### Exercise goal
If a line in the entries below includes "arrow", show that line.

(App and web page records)
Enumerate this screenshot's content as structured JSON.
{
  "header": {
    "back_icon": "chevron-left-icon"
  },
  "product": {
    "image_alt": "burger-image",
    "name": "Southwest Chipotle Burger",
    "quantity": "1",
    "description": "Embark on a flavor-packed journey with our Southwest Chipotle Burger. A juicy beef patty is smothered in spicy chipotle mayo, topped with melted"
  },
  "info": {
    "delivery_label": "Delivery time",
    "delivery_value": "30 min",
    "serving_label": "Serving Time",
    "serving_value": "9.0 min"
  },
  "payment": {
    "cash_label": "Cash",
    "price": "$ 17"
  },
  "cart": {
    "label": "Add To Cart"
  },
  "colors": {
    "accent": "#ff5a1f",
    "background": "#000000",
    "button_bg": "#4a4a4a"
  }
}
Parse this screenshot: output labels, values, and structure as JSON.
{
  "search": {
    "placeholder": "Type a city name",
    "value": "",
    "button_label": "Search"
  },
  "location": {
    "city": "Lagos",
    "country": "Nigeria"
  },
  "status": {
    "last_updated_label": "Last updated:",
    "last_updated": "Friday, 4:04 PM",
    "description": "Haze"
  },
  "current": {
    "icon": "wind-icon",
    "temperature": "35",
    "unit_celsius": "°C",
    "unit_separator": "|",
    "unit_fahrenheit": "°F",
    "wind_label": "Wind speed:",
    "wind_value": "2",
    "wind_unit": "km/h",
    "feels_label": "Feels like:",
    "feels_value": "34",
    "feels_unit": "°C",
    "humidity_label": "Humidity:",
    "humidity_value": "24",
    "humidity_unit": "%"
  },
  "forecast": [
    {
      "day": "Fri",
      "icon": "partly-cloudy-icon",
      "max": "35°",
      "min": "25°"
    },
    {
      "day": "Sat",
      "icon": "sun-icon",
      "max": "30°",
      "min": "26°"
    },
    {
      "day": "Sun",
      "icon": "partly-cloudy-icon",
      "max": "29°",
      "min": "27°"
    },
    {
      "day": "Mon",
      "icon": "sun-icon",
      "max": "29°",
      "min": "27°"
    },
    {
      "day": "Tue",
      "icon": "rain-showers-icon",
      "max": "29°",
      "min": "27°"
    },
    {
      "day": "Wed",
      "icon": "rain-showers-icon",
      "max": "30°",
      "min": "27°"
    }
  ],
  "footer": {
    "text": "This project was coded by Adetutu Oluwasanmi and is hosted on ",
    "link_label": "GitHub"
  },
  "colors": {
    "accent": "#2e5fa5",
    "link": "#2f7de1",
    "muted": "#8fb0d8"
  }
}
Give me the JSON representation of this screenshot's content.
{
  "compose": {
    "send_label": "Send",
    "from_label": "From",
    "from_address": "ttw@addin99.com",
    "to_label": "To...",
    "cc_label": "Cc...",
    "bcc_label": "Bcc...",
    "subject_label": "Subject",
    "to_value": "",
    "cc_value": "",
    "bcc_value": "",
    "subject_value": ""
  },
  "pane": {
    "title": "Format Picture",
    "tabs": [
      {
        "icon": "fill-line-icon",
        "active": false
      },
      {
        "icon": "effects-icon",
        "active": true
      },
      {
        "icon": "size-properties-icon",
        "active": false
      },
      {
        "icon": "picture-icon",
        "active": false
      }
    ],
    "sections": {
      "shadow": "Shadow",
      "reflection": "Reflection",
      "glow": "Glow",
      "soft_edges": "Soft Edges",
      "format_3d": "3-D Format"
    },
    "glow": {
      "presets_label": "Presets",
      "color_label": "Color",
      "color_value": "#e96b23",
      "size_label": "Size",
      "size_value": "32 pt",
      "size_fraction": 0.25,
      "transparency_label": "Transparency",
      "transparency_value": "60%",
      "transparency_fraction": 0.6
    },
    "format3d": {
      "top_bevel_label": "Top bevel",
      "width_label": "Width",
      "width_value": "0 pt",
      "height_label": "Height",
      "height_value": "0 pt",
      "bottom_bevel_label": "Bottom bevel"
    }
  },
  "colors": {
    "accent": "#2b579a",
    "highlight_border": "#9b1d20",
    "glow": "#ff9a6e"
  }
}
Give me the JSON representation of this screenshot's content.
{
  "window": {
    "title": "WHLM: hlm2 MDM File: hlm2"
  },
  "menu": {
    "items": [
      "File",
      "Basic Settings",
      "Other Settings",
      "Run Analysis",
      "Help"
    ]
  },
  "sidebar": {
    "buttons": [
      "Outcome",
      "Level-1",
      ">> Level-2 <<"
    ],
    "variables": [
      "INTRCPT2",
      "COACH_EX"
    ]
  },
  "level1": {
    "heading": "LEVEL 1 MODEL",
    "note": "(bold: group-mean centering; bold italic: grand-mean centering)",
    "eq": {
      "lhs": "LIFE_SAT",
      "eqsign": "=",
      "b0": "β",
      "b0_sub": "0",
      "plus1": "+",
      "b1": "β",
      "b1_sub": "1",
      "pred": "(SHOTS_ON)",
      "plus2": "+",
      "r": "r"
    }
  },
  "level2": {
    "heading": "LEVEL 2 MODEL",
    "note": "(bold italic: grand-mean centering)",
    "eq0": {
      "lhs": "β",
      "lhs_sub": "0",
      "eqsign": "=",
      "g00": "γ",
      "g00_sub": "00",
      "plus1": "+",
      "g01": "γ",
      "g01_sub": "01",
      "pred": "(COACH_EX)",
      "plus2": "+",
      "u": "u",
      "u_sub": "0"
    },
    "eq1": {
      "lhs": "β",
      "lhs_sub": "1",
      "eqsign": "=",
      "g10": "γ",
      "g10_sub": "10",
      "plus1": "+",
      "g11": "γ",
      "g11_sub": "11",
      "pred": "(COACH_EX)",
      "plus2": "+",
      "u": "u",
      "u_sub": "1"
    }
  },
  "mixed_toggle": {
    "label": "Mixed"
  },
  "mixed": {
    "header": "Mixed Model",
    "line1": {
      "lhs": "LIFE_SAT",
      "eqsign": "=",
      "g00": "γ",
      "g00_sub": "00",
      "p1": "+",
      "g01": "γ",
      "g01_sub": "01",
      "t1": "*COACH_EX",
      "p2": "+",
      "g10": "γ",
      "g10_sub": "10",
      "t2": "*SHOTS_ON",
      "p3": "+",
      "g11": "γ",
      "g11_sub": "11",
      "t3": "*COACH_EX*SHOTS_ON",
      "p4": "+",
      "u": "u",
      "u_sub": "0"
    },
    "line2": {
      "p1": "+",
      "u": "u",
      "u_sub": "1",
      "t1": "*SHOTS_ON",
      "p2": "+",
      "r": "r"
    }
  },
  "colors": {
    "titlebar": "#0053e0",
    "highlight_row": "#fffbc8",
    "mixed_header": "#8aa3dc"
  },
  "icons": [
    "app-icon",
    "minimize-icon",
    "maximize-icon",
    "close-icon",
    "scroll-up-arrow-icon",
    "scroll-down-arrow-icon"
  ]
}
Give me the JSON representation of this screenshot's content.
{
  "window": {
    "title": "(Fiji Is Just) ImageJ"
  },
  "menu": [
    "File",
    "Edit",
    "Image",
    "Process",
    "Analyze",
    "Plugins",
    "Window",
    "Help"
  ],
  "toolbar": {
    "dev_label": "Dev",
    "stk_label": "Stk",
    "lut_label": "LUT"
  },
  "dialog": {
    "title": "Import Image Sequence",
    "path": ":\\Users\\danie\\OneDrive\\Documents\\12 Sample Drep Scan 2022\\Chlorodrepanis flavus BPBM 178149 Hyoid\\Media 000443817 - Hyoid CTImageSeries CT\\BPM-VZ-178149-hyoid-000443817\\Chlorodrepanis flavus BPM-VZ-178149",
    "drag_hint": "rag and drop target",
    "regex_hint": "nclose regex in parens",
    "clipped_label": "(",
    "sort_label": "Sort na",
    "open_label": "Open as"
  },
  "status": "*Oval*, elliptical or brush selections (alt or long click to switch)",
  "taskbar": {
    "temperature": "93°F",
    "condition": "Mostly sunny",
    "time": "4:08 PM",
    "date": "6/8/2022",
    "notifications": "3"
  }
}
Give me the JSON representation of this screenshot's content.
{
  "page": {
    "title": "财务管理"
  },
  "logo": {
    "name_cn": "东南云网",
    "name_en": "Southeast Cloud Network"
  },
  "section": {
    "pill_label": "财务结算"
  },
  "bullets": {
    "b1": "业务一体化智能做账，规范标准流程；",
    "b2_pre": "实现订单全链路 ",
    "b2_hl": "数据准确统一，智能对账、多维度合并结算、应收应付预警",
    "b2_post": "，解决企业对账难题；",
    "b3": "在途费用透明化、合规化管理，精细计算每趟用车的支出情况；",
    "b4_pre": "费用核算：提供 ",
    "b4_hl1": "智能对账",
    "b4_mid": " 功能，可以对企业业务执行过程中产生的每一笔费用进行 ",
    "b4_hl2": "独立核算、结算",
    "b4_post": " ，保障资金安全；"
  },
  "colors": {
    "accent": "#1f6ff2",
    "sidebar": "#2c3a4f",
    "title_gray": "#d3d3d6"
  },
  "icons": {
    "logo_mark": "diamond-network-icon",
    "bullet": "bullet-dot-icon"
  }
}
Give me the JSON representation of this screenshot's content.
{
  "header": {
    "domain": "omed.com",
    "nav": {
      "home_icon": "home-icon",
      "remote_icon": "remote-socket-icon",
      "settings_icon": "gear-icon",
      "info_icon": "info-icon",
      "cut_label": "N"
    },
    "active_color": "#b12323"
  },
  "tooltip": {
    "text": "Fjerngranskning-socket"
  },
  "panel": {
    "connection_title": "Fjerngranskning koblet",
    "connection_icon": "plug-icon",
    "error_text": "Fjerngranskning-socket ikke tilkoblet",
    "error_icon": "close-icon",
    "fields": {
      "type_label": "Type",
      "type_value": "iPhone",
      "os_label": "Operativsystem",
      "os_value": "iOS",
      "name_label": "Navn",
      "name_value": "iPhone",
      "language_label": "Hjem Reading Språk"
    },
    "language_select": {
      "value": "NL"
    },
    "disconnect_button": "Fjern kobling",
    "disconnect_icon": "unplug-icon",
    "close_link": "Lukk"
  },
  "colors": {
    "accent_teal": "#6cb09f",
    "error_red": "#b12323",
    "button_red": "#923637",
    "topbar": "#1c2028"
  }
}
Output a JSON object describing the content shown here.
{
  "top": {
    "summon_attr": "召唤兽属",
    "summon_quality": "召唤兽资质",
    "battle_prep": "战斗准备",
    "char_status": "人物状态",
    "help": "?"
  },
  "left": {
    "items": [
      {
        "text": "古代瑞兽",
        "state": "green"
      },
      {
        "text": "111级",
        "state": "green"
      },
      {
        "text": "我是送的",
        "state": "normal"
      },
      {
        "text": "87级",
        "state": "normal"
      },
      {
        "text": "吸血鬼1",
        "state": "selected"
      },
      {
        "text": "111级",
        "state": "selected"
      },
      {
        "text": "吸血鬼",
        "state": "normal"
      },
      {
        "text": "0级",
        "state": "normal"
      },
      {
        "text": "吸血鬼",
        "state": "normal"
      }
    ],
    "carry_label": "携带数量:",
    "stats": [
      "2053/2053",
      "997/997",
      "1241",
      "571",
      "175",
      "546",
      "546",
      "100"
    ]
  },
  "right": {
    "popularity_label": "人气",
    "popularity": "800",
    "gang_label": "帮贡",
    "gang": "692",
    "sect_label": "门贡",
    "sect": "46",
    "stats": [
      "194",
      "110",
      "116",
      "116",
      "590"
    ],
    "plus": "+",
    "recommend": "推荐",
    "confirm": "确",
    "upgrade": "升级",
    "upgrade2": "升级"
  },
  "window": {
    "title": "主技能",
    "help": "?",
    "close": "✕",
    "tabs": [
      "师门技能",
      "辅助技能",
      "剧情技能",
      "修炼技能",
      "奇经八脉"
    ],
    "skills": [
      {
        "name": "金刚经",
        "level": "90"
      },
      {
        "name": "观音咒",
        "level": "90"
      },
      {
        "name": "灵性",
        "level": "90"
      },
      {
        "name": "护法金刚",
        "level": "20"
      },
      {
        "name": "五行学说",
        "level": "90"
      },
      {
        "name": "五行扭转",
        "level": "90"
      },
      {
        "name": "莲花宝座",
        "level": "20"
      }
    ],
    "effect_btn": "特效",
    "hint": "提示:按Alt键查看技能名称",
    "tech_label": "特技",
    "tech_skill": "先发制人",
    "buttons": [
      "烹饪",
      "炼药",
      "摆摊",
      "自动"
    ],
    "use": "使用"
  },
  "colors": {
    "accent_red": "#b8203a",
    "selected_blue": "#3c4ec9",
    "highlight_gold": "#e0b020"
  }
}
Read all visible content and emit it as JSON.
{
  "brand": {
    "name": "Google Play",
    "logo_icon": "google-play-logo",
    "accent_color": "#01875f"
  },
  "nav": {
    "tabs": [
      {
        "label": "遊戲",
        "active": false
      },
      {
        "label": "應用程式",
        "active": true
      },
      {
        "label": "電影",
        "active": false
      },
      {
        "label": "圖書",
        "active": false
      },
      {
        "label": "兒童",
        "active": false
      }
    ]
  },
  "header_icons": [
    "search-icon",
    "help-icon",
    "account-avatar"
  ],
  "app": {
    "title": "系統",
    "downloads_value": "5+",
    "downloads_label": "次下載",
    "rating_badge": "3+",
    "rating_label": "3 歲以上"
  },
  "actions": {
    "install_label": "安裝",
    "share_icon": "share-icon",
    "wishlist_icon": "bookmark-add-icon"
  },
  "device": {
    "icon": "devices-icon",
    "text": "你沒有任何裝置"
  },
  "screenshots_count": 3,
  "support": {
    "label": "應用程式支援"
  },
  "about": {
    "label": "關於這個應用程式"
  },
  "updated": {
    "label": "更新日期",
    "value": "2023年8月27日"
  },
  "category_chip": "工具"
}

### Exercise result
    "scroll-up-arrow-icon",
    "scroll-down-arrow-icon"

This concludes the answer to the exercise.